The Guardian newspaper quotes the text of one of the emails sent to senior government officials:
One example "spear phishing" email had the title "Fw: Draft US-China Joint Statement" and contained the text: "This is the latest version of State's joint statement. My understanding is that State put in placeholder econ language and am happy to have us fill in but in their rush to get a cleared version from the WH, they sent the attached to Mike."
If the user followed the link, the hacker would attempt to gain their password and either hijack the account or secretly monitor the mail going forward. Google notified the users and helped to secure the accounts, but it seems that a significant amount of information was compromised.
Phishing is a form of 'social engineering'. This means that it isn't just computer code that attacks your computer. This is when someone tries to trick you into compromising your own privacy. As we know, con games have been used for centuries, this is just a case of using a con to get you to give up electronic keys or private information instead of actual cash or property.
There is now news that similar attacks were launched against several large businesses, Hotmail and Yahoo! Mail users. Trendlabs explained in a threat report that web-based mail servers were targeted and hackers used vulnerabilities to gain access to passwords even without getting user input, such as in the case of Hotmail just by previewing the email a user was vulnerable.
The attacks are getting more sophisticated, and the bad guys are adapting to the defenses thrown up to defend users. There are still things you can do to outsmart a phisher or spear phisher. The best defense is to read suspiciously. Even in our region where we are used to jargon, acronymns and stilted bureaucratic speech, the paragraph above appears to be 'phishy'.
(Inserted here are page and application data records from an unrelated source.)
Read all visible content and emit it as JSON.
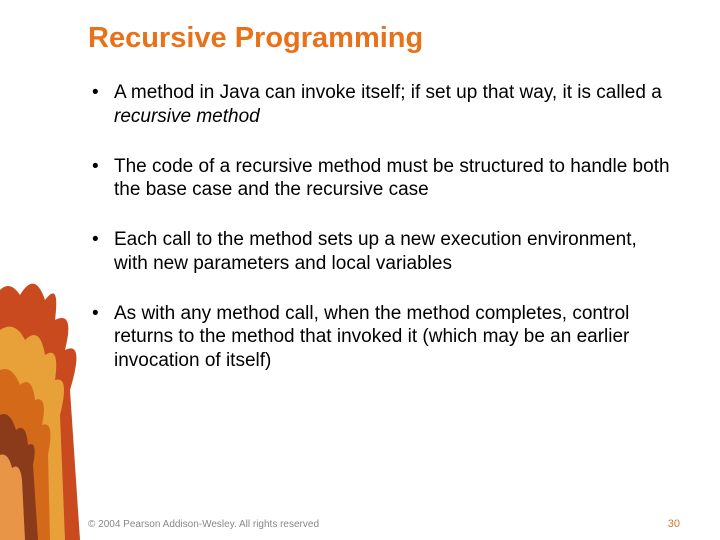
{
  "title": "Recursive Programming",
  "bullets": [
    {
      "pre": "A method in Java can invoke itself;  if set up that way, it is called a ",
      "em": "recursive method",
      "post": ""
    },
    {
      "pre": "The code of a recursive method must be structured to handle both the base case and the recursive case",
      "em": "",
      "post": ""
    },
    {
      "pre": "Each call to the method sets up a new execution environment, with new parameters and local variables",
      "em": "",
      "post": ""
    },
    {
      "pre": "As with any method call, when the method completes, control returns to the method that invoked it (which may be an earlier invocation of itself)",
      "em": "",
      "post": ""
    }
  ],
  "footer": {
    "copyright": "© 2004 Pearson Addison-Wesley. All rights reserved",
    "page": "30"
  }
}
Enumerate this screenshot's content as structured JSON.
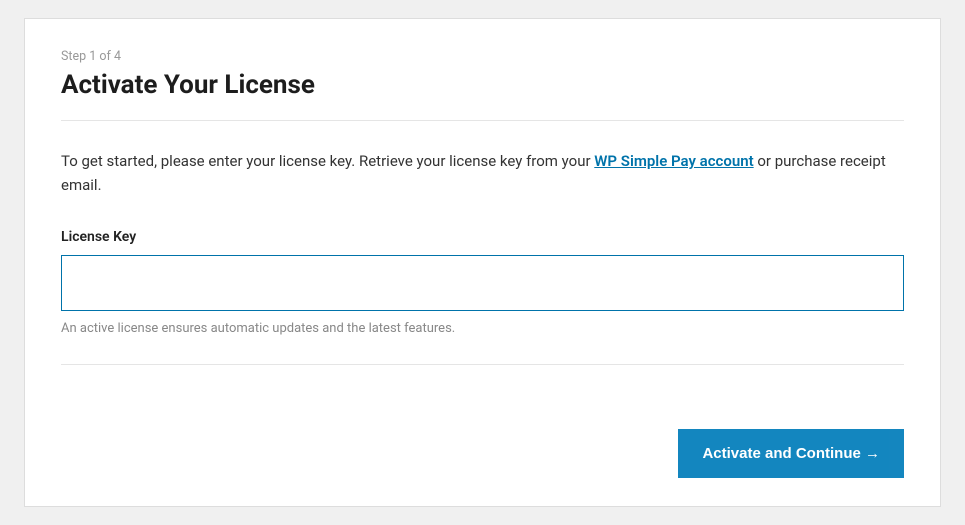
{
  "header": {
    "step_label": "Step 1 of 4",
    "title": "Activate Your License"
  },
  "intro": {
    "text_before": "To get started, please enter your license key. Retrieve your license key from your ",
    "link_text": "WP Simple Pay account",
    "text_after": " or purchase receipt email."
  },
  "form": {
    "field_label": "License Key",
    "field_value": "",
    "helper_text": "An active license ensures automatic updates and the latest features."
  },
  "footer": {
    "submit_label": "Activate and Continue →"
  }
}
Look again at the quoted text above. It is like they randomized the language from a couple of memos, which in fact may have been what they have done. Or they could have used a program like Google translate to attempt to recreate inside the beltway English. Whatever the tools used, it doesn't sound right. If you get an email that looks 'off' don't take it at face value. Maybe shoot a separate email to 'Mike' asking if he was working on a joint statement for State, or pick up the phone to ask the same.
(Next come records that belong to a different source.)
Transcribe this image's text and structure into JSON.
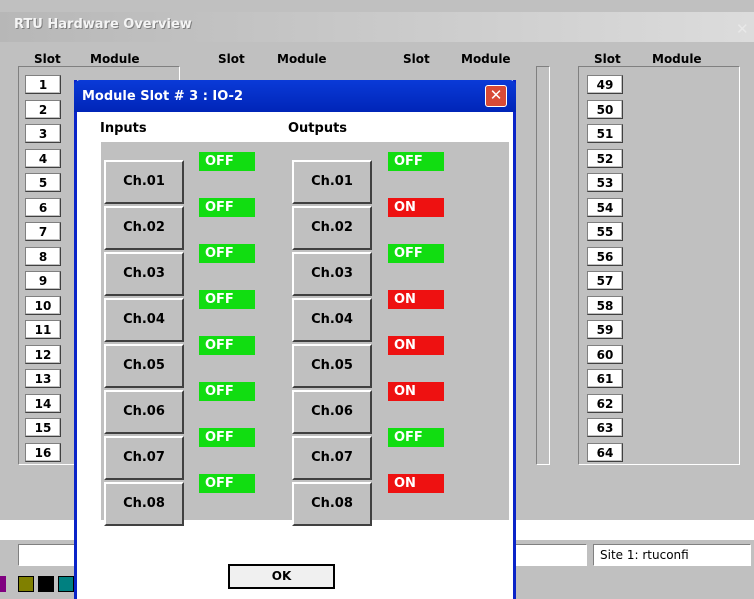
{
  "background_window": {
    "title": "RTU Hardware Overview",
    "column_headers": [
      {
        "slot": "Slot",
        "module": "Module"
      },
      {
        "slot": "Slot",
        "module": "Module"
      },
      {
        "slot": "Slot",
        "module": "Module"
      },
      {
        "slot": "Slot",
        "module": "Module"
      }
    ],
    "slots_col1": [
      "1",
      "2",
      "3",
      "4",
      "5",
      "6",
      "7",
      "8",
      "9",
      "10",
      "11",
      "12",
      "13",
      "14",
      "15",
      "16"
    ],
    "slots_col4": [
      "49",
      "50",
      "51",
      "52",
      "53",
      "54",
      "55",
      "56",
      "57",
      "58",
      "59",
      "60",
      "61",
      "62",
      "63",
      "64"
    ],
    "status_bar": {
      "site_text": "Site 1: rtuconfi"
    }
  },
  "dialog": {
    "title": "Module Slot # 3 : IO-2",
    "inputs_label": "Inputs",
    "outputs_label": "Outputs",
    "inputs": [
      {
        "label": "Ch.01",
        "status": "OFF"
      },
      {
        "label": "Ch.02",
        "status": "OFF"
      },
      {
        "label": "Ch.03",
        "status": "OFF"
      },
      {
        "label": "Ch.04",
        "status": "OFF"
      },
      {
        "label": "Ch.05",
        "status": "OFF"
      },
      {
        "label": "Ch.06",
        "status": "OFF"
      },
      {
        "label": "Ch.07",
        "status": "OFF"
      },
      {
        "label": "Ch.08",
        "status": "OFF"
      }
    ],
    "outputs": [
      {
        "label": "Ch.01",
        "status": "OFF"
      },
      {
        "label": "Ch.02",
        "status": "ON"
      },
      {
        "label": "Ch.03",
        "status": "OFF"
      },
      {
        "label": "Ch.04",
        "status": "ON"
      },
      {
        "label": "Ch.05",
        "status": "ON"
      },
      {
        "label": "Ch.06",
        "status": "ON"
      },
      {
        "label": "Ch.07",
        "status": "OFF"
      },
      {
        "label": "Ch.08",
        "status": "ON"
      }
    ],
    "ok_label": "OK"
  },
  "colors": {
    "on": "#ee1111",
    "off": "#11dd11",
    "title_bar": "#0a3ad8",
    "palette": [
      "#808000",
      "#000000",
      "#008080"
    ]
  },
  "icons": {
    "close": "close-icon",
    "dialog_close": "close-icon"
  }
}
You should also follow basic security steps like keeping your software updated and having anti-virus software installed and updated. If you get an email like this at work, have your IT department take a look at it. If you do find yourself falling for the bait and clicking on a malicious link, get suspicious if they ask for your password or other private information. Close your browser and run a virus scan and be aware if unusual things start to happen with your computer. If your password has been disclosed to a third party, change it on other sites but first make sure that your computer has been scanned and any malware or virus removed.